• Aim of the task
Check every line of the entries below for "screenshot", and copy the lines that have it.

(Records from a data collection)
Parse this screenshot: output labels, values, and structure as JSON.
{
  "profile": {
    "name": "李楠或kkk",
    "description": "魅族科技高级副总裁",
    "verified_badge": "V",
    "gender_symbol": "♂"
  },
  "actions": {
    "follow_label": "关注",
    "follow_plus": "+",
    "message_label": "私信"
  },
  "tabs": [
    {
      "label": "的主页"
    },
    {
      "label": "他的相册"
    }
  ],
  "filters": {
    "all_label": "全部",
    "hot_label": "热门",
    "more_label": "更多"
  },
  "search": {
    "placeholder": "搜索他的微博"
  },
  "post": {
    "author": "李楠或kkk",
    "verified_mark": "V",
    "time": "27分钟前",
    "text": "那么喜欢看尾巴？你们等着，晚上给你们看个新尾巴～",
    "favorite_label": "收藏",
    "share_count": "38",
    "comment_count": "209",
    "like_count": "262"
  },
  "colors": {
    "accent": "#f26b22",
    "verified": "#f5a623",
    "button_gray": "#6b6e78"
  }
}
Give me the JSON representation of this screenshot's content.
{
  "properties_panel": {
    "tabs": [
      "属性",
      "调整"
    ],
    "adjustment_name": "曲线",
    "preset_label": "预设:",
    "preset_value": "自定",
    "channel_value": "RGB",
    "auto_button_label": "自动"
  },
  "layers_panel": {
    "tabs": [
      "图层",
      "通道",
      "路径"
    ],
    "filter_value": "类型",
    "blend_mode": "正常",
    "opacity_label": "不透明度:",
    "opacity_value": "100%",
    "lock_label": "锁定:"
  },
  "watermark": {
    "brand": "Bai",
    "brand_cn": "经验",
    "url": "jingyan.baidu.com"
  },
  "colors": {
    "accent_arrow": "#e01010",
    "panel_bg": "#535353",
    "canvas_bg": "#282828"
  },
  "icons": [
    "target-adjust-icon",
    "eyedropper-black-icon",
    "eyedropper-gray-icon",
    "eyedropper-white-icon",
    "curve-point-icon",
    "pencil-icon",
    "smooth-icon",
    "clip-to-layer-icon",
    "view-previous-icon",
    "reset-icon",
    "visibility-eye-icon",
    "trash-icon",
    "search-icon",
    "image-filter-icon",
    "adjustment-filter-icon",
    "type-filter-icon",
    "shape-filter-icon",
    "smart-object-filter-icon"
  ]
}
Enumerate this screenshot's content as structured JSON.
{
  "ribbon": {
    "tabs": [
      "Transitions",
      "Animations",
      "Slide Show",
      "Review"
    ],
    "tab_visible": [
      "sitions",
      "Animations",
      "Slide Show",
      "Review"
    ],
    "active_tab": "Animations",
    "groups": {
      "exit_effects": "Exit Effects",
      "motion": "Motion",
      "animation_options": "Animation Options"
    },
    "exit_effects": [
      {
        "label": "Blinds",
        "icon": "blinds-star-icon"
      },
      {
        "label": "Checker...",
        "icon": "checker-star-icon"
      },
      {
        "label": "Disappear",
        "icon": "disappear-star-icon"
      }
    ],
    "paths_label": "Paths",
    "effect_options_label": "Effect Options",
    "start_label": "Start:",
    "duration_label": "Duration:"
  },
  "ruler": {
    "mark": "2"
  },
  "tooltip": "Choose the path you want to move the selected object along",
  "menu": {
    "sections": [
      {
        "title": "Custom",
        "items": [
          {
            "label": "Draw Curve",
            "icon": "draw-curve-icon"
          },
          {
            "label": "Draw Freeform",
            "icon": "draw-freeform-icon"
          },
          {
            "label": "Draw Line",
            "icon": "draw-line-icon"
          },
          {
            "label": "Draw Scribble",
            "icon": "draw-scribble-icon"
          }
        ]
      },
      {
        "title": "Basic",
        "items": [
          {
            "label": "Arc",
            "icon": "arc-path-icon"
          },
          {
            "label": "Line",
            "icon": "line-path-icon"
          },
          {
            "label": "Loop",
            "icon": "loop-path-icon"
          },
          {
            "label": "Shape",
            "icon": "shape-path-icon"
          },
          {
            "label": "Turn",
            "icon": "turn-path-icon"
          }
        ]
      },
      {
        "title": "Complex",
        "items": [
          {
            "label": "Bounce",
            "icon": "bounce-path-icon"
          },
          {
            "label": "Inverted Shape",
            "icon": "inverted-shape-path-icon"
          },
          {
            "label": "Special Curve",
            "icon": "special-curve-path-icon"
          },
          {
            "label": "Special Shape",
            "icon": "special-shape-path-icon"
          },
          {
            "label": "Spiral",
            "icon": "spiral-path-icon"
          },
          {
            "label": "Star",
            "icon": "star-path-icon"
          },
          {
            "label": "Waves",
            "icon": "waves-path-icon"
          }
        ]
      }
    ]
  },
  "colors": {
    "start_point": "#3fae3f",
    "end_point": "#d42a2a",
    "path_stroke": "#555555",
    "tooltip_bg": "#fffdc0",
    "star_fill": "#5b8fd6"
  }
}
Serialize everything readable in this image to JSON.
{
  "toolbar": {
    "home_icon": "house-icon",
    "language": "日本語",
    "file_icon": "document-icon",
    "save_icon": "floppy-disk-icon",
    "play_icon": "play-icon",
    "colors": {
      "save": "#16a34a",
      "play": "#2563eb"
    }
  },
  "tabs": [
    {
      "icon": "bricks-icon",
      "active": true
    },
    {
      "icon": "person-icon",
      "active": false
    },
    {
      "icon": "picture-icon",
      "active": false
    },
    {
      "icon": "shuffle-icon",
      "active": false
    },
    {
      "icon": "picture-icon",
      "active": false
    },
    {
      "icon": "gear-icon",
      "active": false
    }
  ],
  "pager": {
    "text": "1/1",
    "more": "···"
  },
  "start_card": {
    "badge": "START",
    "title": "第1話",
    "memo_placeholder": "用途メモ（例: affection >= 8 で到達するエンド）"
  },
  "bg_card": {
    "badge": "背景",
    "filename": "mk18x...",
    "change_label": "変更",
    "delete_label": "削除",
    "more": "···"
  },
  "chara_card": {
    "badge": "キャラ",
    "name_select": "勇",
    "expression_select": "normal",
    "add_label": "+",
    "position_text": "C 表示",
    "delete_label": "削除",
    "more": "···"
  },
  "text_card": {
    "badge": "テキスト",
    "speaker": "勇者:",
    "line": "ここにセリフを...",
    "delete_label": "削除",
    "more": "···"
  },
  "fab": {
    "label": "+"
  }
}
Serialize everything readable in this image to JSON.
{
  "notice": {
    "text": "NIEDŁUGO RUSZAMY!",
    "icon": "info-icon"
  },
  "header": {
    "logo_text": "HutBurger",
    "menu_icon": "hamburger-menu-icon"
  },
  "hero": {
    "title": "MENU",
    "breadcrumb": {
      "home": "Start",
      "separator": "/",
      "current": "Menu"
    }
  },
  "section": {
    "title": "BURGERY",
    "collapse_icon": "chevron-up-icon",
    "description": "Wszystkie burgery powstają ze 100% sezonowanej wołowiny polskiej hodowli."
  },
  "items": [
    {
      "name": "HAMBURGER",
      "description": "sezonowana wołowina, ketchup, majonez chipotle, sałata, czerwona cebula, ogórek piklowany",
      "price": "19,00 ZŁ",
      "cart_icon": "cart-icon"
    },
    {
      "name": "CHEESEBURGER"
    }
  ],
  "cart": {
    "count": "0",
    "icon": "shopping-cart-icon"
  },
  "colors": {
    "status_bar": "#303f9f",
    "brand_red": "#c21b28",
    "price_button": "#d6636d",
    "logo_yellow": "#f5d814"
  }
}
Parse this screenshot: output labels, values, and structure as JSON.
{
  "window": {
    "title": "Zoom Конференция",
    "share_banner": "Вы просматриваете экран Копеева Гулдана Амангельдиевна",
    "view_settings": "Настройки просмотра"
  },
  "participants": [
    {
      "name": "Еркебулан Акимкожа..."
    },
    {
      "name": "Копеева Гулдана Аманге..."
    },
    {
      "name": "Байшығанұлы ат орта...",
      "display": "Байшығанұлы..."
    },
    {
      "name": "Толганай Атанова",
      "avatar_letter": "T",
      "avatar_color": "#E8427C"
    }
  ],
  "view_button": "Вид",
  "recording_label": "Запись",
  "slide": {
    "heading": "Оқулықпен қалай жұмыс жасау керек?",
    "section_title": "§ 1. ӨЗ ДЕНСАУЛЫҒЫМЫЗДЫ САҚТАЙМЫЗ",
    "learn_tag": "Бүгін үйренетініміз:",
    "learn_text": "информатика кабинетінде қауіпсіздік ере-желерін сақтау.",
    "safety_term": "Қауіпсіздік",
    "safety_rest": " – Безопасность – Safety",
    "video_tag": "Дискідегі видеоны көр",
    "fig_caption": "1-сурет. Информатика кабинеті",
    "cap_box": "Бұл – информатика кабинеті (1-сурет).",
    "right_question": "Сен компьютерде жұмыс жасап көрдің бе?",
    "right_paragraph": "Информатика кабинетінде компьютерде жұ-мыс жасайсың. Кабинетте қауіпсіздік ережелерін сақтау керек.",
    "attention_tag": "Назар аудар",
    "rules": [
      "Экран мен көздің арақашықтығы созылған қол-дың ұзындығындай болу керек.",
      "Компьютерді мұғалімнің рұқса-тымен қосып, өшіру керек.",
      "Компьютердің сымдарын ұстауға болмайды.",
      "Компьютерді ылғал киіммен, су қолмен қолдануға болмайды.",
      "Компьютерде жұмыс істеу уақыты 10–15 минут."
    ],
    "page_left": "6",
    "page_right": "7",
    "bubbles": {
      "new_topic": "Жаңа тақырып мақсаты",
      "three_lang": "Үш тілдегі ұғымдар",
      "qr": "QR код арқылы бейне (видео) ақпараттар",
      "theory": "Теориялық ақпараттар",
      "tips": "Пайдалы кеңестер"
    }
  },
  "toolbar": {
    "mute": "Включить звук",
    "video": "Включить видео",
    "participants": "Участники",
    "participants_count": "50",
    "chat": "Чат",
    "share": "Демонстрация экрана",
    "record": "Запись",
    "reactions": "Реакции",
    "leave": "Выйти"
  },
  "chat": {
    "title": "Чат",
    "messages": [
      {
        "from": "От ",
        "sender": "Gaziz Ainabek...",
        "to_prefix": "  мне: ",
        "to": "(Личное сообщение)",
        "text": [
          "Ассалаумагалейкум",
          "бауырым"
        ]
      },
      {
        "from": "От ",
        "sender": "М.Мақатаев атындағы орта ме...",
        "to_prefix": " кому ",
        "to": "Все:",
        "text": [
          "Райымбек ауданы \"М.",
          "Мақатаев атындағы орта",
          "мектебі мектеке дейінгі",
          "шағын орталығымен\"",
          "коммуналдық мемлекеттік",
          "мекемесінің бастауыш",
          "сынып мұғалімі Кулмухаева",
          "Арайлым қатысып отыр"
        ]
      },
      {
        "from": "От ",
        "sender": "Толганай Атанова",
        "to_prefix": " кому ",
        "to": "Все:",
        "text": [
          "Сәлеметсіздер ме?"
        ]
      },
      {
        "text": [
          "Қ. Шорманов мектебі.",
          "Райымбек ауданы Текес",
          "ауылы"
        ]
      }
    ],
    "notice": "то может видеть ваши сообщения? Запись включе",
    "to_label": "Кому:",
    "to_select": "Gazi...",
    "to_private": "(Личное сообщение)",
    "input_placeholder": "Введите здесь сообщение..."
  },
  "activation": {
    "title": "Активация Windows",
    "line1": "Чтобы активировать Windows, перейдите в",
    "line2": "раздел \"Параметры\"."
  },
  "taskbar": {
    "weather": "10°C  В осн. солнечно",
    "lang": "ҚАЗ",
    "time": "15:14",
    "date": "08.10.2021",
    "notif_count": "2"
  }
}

• Answer area
Parse this screenshot: output labels, values, and structure as JSON.
Give me the JSON representation of this screenshot's content.
Enumerate this screenshot's content as structured JSON.
Parse this screenshot: output labels, values, and structure as JSON.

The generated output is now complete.